* _Exercise requirements_: Which of the lines below include "Windows"? Each one should be copied out.

* _Task material_:
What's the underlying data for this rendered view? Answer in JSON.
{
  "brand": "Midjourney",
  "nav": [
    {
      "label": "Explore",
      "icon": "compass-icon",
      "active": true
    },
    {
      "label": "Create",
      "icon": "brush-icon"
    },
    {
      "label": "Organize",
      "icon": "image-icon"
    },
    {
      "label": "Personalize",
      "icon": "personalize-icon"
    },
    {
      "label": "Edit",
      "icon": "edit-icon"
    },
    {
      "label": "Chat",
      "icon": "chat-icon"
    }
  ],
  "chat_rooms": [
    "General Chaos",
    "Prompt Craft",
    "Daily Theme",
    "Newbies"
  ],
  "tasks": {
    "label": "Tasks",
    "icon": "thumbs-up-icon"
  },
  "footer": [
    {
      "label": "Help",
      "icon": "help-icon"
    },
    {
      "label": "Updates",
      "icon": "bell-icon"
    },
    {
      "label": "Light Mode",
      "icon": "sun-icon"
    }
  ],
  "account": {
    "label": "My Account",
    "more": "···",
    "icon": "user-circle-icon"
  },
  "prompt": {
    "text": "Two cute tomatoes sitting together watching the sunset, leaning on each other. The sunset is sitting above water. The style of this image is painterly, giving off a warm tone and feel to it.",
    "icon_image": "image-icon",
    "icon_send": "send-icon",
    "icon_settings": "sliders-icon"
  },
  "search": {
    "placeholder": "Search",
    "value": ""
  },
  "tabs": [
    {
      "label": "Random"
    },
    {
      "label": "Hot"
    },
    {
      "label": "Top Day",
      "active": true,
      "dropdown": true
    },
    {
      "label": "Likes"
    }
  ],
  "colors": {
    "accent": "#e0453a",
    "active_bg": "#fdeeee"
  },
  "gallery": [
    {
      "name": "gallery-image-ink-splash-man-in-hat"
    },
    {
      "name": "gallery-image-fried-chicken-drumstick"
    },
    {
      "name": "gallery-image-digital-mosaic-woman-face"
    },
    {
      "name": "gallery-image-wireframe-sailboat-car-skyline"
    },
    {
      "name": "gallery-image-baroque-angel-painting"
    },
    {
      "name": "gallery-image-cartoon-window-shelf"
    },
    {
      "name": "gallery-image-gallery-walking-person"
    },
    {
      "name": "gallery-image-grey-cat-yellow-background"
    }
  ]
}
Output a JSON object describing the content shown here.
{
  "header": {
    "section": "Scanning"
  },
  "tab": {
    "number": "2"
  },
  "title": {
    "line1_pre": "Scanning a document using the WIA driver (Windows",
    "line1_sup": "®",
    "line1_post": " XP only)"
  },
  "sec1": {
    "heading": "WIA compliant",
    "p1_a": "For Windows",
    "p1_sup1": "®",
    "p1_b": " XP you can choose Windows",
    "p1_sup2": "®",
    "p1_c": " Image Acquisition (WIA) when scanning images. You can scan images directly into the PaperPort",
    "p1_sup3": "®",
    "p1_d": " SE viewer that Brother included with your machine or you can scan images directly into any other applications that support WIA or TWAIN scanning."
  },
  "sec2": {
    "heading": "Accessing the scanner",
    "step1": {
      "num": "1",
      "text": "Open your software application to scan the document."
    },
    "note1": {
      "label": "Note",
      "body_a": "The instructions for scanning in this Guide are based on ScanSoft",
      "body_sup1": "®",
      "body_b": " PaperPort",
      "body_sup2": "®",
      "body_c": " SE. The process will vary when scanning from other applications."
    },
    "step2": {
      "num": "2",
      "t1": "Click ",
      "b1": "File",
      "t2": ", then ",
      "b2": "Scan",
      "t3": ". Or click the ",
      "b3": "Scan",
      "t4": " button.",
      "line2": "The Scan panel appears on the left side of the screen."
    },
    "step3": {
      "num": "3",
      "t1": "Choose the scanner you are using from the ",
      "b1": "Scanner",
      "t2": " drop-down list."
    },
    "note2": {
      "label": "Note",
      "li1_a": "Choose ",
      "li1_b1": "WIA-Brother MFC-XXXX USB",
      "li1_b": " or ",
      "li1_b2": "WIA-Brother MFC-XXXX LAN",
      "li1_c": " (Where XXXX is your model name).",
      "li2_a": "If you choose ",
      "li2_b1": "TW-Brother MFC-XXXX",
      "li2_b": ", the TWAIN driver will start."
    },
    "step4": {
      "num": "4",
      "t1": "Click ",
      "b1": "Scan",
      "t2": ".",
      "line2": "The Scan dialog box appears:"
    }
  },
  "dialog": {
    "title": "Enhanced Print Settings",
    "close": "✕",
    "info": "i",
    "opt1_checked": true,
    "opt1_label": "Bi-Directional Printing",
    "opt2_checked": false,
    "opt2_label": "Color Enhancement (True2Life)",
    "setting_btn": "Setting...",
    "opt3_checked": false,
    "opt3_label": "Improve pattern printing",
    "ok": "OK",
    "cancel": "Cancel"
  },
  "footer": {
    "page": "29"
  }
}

* _Exercise output_:
    "line1_pre": "Scanning a document using the WIA driver (Windows",
    "p1_a": "For Windows",
    "p1_b": " XP you can choose Windows",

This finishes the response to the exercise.